—Manish Vij (@vijmn) July 13, 2021
In the same video, the car stumbles through a left turn and nearly oversteers into a parked car.
In a clip set in Chicago, the car slowly creeps through intersections, comes to random stops, and only notices a road closure at the last second. A bunch of orange barricades is something any average human driver would recognize before actually attempting a turn.
All of these dangerous hiccups show just how far Tesla is from replicating human driving. But one particularly alarming clip out of Seattle takes the cake.
In the nighttime video, the beta fails to recognize the massive concrete columns supporting the city’s monorail — and the car nearly steers into them twice in an attempt to change lanes.
If a highly automated car should be able to do one thing, it’s recognizing large stationary objects and avoid them. But it appears that the car had no idea the pillars were even there, judging by the visualization displayed on the center screen.
The people in the car wonder whether the failure is a result of Tesla shifting to a camera-only system that doesn’t use radar. And that’s certainly a possibility. Car companies, Tesla included, have relied on radar for years for features like emergency braking and cruise control. But Tesla in May decided to stop using the sensors and take them out of its future cars.
Tesla has adopted a fast-and-loose approach to its automated-driving tech that other automakers aren’t taking. And safety advocates have taken issue with Tesla’s strategy of having amateur drivers test unproven technology on public roads. Pedestrians, cyclists, and other drivers didn’t sign up to be subjects in this lab experiment, they argue.
But the company is under mounting pressure to deliver a final version of Full Self-Driving to customers, who have shelled out up to $10,000 over the years for the add-on under the promise that it would eventually enable Teslas to drive themselves.

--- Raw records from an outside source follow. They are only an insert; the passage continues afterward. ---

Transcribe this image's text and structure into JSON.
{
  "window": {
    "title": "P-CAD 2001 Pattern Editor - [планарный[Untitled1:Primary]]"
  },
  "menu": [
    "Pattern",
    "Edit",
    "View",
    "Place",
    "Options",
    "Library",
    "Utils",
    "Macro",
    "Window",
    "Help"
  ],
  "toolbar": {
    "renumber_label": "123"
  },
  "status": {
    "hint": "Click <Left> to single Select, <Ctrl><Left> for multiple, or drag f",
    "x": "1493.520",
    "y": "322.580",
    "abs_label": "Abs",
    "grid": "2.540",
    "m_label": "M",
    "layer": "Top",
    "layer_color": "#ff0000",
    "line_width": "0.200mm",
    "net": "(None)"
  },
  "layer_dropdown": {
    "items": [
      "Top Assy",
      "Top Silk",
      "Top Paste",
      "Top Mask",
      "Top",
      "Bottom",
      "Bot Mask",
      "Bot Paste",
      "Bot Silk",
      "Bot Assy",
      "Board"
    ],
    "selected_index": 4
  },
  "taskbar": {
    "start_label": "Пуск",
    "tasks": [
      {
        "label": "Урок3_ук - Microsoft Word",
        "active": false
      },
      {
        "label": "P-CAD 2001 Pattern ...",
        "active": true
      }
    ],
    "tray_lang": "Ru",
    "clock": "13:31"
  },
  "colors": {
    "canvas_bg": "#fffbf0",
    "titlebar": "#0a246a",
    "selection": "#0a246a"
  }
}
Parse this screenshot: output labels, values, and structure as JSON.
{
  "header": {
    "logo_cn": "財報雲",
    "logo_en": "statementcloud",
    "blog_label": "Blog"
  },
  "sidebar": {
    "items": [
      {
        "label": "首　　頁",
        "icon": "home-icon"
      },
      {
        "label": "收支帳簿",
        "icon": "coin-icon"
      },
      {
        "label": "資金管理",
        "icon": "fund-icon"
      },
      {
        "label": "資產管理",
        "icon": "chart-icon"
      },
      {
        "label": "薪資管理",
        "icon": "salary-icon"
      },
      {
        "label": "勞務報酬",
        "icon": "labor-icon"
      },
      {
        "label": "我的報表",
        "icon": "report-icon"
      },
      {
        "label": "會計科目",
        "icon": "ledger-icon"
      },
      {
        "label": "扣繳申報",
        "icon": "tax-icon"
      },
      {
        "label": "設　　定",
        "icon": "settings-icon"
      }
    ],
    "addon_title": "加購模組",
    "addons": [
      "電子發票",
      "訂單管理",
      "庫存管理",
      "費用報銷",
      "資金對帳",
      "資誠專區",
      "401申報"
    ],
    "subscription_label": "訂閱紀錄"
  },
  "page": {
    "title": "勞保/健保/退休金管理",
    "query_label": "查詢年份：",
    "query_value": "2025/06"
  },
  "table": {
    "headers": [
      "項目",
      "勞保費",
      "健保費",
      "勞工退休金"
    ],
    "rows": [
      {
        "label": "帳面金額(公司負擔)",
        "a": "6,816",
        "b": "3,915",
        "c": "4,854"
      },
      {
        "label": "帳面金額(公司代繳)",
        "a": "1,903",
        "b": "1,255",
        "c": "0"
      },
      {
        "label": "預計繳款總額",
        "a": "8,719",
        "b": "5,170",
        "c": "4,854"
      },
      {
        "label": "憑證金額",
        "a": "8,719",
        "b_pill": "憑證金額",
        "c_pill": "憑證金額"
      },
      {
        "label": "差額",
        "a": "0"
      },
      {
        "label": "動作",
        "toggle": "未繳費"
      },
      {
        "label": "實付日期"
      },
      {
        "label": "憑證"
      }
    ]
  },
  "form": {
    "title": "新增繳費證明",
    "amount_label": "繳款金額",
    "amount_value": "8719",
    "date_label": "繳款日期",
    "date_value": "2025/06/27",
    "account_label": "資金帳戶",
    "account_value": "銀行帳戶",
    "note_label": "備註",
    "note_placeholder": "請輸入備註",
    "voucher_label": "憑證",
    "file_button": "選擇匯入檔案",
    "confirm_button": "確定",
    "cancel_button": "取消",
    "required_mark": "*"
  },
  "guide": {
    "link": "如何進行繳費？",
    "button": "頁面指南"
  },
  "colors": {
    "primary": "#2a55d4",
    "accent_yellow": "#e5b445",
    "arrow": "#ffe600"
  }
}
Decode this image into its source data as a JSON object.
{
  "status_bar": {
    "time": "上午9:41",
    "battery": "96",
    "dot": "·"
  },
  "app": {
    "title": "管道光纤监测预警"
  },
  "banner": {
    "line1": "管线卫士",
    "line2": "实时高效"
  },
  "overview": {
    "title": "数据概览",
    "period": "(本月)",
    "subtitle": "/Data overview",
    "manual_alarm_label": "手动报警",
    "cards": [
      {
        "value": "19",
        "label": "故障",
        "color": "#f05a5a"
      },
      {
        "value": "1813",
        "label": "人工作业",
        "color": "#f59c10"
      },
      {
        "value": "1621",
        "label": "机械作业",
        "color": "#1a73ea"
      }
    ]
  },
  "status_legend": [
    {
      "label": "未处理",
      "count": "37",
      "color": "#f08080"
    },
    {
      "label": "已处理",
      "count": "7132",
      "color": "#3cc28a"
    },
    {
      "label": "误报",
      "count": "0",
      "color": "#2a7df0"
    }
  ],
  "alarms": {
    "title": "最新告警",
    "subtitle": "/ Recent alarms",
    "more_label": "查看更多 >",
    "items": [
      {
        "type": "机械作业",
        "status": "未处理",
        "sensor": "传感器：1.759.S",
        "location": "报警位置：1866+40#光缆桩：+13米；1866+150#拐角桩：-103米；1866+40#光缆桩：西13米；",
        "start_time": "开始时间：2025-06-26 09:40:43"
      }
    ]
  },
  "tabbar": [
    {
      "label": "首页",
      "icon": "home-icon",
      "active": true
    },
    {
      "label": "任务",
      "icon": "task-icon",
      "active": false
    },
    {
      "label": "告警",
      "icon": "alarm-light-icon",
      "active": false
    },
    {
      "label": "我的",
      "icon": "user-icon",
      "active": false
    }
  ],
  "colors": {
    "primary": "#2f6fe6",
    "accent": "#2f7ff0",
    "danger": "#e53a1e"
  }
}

It’s increasingly looking like that’s not happening anytime soon.